The atelier provides classical training in traditional drawing and painting techniques, using pencil, pen, charcoal and dust for drawing, and oil, watercolor and gouache for painting.

Instruction philosophy at the atelier is based in a clear, problem-solving approach- there is a right and a wrong way to do things, but only so far as some techniques are better solutions to problems, and others are not. Students may test themselves against a series of kata or training forms meant to practice mastery of one specific skill. There is no point in learning didactic rules for the sake of rules, but there very much is a better or worse approach to solve various problems. Criticism is direct and pointed, but should never be abusive or discouraging. A good teacher has no need to “prove” themselves to be more skilled than their students– they simply are or are not. 

There is an enormous amount of very bad art instruction in the world, either taught by insecure, emotionally abusive masters, or by well-meaning and encouraging teachers who don’t actually provide the skill-level, feedback, or discipline that students require to improve. We strive in all of our class groups to be both masterful, but also supportive, and focused on the student’s individual struggles and needs. Students will improve their abilities. If they do the work, they will improve those abilities very quickly.

Drawing or painting at a high level requires an artist to master a series of “lenses”– familiar drawing concepts like perspective or proportion, but also less familiar ideas like color saturation vs desaturation, or sculptural form theory. Making images at a high level, or drawing realistically out of one’s head with no reference at all, requires the artist to use 20 or 30 of these “lenses” simultaneously. 

The only way to acquire these skills is one at a time, but with good mentorship and practice, anyone can learn to draw or paint at a very high level.

The Drawing and Painting program cycles throughout the year, moving from skill to skill, and continues indefinitely, or as long as the student wishes to pursue. 

As with all classical training, the primary focus for skill development is on the human portrait and figure, but other subjects like animals and landscape may also be explored if students have an interest. 

Any apprentice candidate should have a basic idea of how to draw and be accustomed to drawing regularly.

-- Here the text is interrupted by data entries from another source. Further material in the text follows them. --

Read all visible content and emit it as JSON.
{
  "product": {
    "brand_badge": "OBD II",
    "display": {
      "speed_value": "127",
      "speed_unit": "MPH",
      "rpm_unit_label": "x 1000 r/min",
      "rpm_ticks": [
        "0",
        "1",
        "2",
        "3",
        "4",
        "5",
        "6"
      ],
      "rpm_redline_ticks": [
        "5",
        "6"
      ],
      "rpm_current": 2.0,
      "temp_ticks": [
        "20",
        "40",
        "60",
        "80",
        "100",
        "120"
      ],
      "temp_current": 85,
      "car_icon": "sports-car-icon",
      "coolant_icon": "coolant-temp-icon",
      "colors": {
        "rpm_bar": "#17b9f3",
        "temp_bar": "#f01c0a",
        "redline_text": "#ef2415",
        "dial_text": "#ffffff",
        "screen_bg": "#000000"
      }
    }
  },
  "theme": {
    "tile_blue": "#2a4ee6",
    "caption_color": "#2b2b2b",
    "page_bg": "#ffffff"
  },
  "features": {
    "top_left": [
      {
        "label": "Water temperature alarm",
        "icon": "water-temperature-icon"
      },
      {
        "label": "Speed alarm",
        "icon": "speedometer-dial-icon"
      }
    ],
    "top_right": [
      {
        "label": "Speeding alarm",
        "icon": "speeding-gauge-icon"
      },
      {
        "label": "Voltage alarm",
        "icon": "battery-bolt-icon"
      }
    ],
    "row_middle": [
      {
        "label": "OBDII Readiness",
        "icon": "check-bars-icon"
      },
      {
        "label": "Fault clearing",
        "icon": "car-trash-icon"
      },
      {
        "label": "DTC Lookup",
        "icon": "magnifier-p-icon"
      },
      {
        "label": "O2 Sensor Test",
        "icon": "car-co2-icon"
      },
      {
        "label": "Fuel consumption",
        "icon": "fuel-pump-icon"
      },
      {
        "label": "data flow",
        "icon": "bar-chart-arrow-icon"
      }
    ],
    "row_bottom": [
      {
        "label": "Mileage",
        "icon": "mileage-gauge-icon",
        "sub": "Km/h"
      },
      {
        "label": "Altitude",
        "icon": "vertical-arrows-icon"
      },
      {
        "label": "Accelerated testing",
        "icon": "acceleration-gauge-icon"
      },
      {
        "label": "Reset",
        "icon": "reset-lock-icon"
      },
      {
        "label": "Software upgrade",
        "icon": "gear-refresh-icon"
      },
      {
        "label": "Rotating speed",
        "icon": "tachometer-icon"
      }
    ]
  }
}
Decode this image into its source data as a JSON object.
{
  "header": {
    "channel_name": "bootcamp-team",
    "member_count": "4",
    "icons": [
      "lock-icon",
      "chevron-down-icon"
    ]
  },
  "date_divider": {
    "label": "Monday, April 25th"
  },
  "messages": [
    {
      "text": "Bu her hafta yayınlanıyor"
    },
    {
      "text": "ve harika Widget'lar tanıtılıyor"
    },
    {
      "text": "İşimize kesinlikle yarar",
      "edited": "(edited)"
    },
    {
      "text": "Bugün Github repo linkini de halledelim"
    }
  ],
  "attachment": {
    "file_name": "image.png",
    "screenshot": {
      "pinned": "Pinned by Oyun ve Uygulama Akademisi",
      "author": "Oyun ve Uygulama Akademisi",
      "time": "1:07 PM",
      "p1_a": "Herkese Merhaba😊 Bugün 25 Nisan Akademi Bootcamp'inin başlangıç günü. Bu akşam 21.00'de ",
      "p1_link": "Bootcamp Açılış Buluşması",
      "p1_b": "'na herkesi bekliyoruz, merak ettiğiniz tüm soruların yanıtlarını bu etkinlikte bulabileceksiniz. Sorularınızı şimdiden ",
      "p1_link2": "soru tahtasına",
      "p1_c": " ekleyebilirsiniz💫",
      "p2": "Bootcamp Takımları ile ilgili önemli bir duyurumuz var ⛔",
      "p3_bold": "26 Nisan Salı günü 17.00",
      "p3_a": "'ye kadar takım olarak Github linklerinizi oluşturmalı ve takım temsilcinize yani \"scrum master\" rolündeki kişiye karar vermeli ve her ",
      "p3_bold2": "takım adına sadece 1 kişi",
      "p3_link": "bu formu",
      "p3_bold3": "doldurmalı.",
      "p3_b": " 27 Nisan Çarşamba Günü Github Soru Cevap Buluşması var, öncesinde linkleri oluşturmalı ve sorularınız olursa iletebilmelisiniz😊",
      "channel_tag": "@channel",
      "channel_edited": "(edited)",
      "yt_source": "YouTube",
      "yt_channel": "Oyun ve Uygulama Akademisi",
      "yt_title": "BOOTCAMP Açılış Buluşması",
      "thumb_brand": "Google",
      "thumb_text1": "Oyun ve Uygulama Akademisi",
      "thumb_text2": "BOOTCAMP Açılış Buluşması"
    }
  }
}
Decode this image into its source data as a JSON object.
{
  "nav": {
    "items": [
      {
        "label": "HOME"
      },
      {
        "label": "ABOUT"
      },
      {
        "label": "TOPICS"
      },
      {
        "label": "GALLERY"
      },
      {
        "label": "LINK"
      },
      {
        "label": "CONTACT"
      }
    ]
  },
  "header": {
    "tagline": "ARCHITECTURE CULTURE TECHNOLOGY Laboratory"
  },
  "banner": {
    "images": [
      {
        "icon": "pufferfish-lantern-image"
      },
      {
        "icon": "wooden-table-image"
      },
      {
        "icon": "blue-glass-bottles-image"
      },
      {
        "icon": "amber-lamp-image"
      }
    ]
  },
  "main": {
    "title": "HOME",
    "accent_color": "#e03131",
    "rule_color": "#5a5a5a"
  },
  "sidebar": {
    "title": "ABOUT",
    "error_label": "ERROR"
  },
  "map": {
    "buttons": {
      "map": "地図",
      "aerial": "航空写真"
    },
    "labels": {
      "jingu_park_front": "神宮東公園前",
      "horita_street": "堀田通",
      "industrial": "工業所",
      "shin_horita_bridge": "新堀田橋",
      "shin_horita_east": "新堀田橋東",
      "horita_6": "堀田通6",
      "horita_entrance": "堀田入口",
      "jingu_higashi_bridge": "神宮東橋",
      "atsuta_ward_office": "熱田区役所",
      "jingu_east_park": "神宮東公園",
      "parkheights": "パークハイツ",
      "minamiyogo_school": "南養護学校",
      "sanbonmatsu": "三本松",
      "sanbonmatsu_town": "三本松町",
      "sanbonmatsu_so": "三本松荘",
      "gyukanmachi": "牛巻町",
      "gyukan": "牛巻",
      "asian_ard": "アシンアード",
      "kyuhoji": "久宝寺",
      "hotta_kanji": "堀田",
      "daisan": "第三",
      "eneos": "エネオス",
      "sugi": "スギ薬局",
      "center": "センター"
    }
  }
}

Usually a beginning art class is sufficient preparation. Beyond that however, students of all levels, from late beginners to advanced professionals can find valuable additions to their skill set.

Drawing and Painting sessions are also available online.